Fresh onion juice is used to give the meat marinade a richer aroma than that of chopped onions. Saffron makes the Kabab elegant, but if you can't get saffron, substitute 2 teaspoons ground cumin and 2 tablespoons ground coriander. Made with saffron, the marinade is also excellent with chicken and fish.
1 3/4 cups fragrant long-grain white rice
1/3 cup melted unsalted butter
Rinse rice in three changes of lukewarm water. Soak rice in cold water to cover with 1 1/2 tablespoons salt 1 hour.
Put 2 quarts water in pot, add 1 tablespoon salt and bring to boil. Drain soaked rice and add to boiling water. Boil until rice is nearly done but not soft, 5 to 10 minutes, stirring twice to keep grains from sticking together. Drain rice in colander and rinse with lukewarm water.
Put 1/3 of melted butter and 2 tablespoons water in bottom of pot. Using large spoon, sprinkle rice grains into pot, distributing evenly. Allow rice to form cone shape. Pour remaining melted butter over rice. With handle of wooden spoon, punch 2 to 3 holes from top of rice mound to bottom of pot.

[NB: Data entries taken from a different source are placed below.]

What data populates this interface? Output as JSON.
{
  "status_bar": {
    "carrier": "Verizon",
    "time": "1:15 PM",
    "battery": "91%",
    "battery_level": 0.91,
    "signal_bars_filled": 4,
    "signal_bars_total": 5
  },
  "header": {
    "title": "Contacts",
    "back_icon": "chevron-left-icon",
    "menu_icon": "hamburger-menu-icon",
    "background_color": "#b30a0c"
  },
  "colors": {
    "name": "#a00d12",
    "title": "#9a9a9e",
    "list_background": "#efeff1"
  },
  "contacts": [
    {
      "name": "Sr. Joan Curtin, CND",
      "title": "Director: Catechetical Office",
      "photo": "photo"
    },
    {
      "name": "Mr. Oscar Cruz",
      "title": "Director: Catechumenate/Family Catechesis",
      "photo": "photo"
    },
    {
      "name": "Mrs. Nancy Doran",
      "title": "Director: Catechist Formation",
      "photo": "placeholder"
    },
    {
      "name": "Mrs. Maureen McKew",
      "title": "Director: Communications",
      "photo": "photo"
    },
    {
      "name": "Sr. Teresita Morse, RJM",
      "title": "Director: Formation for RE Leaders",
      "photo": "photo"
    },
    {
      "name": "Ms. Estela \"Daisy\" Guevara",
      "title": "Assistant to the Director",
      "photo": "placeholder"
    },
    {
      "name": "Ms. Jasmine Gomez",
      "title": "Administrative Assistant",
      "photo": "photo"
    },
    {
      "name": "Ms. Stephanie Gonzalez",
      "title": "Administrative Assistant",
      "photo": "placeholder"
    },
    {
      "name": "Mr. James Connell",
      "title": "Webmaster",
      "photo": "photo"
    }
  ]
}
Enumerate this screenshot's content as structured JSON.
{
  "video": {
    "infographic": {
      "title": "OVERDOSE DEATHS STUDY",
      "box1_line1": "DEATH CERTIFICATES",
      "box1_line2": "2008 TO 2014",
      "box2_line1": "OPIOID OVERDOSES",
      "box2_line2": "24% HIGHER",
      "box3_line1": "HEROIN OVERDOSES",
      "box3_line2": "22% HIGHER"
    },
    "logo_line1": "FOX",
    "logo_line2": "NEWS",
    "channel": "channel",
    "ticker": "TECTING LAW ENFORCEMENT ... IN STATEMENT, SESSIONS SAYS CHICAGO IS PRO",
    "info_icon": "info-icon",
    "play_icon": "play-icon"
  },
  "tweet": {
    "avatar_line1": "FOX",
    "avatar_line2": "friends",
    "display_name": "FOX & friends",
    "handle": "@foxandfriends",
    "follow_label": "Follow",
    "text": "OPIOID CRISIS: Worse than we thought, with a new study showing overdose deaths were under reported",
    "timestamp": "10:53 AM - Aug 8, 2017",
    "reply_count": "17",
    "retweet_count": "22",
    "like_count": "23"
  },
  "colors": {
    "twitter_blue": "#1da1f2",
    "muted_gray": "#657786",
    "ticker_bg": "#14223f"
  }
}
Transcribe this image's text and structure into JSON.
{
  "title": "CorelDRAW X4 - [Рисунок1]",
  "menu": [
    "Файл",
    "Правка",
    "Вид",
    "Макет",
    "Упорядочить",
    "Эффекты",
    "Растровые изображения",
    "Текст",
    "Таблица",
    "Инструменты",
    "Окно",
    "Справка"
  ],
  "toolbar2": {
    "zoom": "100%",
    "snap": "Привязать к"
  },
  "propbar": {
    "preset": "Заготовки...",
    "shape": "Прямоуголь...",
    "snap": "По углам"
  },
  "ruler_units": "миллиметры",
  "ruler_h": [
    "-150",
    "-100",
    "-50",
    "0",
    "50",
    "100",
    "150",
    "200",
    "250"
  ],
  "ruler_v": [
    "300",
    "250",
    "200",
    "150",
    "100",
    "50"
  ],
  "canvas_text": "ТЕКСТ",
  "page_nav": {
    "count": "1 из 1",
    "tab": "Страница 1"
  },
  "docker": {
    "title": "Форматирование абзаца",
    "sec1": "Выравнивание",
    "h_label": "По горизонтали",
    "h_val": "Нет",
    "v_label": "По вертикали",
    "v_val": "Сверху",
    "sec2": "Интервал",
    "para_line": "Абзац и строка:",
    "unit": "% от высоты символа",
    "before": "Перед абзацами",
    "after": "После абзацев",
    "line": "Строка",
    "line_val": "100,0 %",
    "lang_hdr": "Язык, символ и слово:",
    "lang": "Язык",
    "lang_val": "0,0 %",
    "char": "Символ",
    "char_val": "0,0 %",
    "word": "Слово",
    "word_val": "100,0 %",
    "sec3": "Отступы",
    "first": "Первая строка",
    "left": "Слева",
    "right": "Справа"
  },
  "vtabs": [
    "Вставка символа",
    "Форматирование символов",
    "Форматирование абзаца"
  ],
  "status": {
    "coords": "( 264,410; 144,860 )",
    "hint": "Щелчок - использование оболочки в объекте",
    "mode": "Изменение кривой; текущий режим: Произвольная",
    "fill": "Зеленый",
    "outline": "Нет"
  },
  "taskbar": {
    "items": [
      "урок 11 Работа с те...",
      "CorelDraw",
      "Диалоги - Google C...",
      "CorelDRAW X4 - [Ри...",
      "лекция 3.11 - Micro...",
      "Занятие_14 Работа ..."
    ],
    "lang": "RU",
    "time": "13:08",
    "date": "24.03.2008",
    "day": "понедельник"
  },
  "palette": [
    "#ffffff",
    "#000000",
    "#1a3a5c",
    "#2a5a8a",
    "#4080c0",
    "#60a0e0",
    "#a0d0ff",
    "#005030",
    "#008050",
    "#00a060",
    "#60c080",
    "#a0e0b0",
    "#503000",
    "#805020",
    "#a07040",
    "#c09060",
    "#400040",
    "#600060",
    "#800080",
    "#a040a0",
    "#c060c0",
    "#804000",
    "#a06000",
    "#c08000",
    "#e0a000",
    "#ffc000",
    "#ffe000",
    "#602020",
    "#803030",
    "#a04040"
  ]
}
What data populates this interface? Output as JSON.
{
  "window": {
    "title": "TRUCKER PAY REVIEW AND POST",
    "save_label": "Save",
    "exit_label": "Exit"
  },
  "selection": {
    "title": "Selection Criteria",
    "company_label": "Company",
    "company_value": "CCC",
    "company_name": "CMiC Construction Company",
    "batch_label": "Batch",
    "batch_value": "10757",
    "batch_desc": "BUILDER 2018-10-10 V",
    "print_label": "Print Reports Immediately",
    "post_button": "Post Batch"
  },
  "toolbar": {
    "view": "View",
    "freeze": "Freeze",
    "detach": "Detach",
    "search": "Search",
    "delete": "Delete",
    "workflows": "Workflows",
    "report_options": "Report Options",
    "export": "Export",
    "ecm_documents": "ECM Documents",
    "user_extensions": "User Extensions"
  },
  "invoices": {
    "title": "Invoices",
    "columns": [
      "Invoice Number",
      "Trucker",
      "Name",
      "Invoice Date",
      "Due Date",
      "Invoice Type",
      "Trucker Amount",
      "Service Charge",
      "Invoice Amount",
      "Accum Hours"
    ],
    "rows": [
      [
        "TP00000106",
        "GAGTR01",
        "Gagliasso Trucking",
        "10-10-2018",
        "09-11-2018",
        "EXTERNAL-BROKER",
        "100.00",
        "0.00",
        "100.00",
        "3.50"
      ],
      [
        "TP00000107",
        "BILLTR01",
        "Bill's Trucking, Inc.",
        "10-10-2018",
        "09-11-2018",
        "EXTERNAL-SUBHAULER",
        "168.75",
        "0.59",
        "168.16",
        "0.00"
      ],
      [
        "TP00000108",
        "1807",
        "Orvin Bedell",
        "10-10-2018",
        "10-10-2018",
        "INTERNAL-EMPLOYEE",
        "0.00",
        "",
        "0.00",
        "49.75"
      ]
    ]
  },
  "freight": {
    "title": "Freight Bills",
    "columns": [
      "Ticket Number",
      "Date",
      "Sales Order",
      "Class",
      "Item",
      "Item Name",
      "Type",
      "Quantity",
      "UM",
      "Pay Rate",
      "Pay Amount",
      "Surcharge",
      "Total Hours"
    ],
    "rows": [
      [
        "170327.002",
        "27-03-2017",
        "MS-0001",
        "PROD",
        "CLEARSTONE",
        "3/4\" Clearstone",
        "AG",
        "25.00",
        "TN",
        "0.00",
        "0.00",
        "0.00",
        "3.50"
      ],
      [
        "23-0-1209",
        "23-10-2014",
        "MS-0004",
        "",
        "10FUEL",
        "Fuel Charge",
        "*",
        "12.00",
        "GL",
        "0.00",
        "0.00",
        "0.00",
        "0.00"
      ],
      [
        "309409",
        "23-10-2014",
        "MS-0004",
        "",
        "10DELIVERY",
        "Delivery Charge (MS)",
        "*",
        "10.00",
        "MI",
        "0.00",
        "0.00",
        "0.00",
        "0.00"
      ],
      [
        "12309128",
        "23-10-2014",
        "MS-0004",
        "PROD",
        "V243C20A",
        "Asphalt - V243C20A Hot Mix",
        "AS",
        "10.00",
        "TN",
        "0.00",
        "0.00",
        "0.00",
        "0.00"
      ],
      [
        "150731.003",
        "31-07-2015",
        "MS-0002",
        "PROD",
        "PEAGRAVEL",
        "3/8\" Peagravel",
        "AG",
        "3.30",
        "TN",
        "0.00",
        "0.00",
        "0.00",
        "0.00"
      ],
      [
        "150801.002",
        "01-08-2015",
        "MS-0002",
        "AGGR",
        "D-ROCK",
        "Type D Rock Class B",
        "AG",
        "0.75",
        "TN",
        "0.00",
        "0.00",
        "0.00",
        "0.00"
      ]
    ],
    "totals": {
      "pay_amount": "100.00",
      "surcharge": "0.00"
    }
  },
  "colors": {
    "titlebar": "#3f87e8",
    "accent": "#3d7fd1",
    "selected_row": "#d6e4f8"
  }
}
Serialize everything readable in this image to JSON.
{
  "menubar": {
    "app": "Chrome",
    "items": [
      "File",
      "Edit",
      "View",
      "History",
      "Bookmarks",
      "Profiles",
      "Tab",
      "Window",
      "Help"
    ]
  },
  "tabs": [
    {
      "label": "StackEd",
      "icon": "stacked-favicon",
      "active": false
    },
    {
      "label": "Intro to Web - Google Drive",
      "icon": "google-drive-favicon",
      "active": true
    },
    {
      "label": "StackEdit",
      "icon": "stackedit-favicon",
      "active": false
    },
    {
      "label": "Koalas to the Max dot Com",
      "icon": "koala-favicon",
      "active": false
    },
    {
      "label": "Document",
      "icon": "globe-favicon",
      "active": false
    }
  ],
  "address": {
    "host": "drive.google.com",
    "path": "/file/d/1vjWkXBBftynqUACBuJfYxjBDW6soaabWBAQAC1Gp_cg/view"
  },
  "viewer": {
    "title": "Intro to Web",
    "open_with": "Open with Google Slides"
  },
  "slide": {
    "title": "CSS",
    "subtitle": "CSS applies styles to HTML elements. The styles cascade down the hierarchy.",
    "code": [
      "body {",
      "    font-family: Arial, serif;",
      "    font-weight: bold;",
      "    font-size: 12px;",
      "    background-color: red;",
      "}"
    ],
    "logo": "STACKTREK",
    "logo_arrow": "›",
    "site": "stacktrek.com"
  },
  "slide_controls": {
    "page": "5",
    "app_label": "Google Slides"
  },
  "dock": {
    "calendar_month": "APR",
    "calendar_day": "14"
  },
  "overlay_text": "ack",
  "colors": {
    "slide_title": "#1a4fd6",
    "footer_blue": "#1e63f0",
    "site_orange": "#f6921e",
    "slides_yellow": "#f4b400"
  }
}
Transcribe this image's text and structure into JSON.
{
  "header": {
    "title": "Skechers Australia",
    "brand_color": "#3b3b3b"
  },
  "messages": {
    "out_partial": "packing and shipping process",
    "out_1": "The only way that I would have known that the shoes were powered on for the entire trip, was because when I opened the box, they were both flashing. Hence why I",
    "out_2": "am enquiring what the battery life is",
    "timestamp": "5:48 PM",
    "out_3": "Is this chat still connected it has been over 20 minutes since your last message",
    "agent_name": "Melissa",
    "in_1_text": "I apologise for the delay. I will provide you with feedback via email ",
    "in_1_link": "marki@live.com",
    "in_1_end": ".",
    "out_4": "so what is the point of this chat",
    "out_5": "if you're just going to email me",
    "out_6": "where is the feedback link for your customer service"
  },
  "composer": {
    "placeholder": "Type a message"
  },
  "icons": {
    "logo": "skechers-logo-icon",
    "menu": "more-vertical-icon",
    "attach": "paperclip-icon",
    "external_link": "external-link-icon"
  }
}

Put dish towel or paper towels over pot, then cover with pot lid. Set pot on medium heat 10 to 15 minutes, then reduce heat to low 35 to 40 minutes. Can be kept in warm oven 1 hour.
5 large onions
1/8 teaspoon saffron threads
2 pounds boneless lamb or beef, in Kabab pieces
1/4 cup butter, melted, optional
4 onions, quartered, optional
1 to 2 teaspoons ground sumac, optional
Quarter 1 onion and reduce to fine puree in food processor (leave kitchen windows open because of fumes). Push puree through fine strainer. Grind saffron to powder in mortar, or on plate using back of spoon, and dissolve in onion juice.
Clean meat and trim excess fat. Mix meat with onion juice marinade, cover with plastic wrap and marinate 1 hour at room temperature.
When ready to cook meat, season with salt and pepper to taste and thread onto skewers. Grill until done. Brush with melted butter.
To serve, set Chelo pot in sink of cold water 1 minute to loosen crust on bottom of pot. Remove pot lid. Turn large serving plate upside-down and cover pot with it. Holding pot and plate tightly together, turn both upside-down. Rice should come out on plate. ٔemove pot. Divide crust among diners and serve rice with Kabab. Quarter remaining onions. Garnish with cilantro and raw onions, and sprinkle Kabab with sumac.